**Task**
Every line of the entries that holds the word "this" is to be copied.

**Provided data**
################

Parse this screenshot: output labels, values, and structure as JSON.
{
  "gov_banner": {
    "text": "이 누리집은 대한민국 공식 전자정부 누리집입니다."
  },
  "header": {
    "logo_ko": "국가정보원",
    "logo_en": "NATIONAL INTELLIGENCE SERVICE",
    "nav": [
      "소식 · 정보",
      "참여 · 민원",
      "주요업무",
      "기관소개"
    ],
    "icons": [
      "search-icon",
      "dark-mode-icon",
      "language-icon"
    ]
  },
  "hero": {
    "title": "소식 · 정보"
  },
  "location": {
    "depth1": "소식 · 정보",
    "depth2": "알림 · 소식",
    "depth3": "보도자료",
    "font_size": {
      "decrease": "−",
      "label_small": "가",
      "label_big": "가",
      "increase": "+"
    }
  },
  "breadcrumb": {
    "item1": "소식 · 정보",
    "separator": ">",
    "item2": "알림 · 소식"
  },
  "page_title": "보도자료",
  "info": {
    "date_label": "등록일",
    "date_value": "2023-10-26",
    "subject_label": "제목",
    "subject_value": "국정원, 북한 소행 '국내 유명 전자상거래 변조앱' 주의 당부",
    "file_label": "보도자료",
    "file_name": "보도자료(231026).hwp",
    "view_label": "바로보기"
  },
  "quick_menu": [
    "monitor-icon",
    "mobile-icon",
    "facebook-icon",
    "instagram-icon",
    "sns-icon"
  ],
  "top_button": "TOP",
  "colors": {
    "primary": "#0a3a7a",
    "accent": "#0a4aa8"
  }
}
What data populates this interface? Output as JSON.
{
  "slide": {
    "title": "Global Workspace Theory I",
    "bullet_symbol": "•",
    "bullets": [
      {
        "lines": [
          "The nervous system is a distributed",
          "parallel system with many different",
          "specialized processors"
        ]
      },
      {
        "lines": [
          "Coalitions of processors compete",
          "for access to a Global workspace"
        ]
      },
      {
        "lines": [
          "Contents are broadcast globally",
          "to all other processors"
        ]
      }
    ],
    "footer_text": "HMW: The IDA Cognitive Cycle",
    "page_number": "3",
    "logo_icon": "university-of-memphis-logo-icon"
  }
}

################

**Reply to the exercise**
Parse this screenshot: output labels, values, and structure as JSON.
What data populates this interface? Output as JSON.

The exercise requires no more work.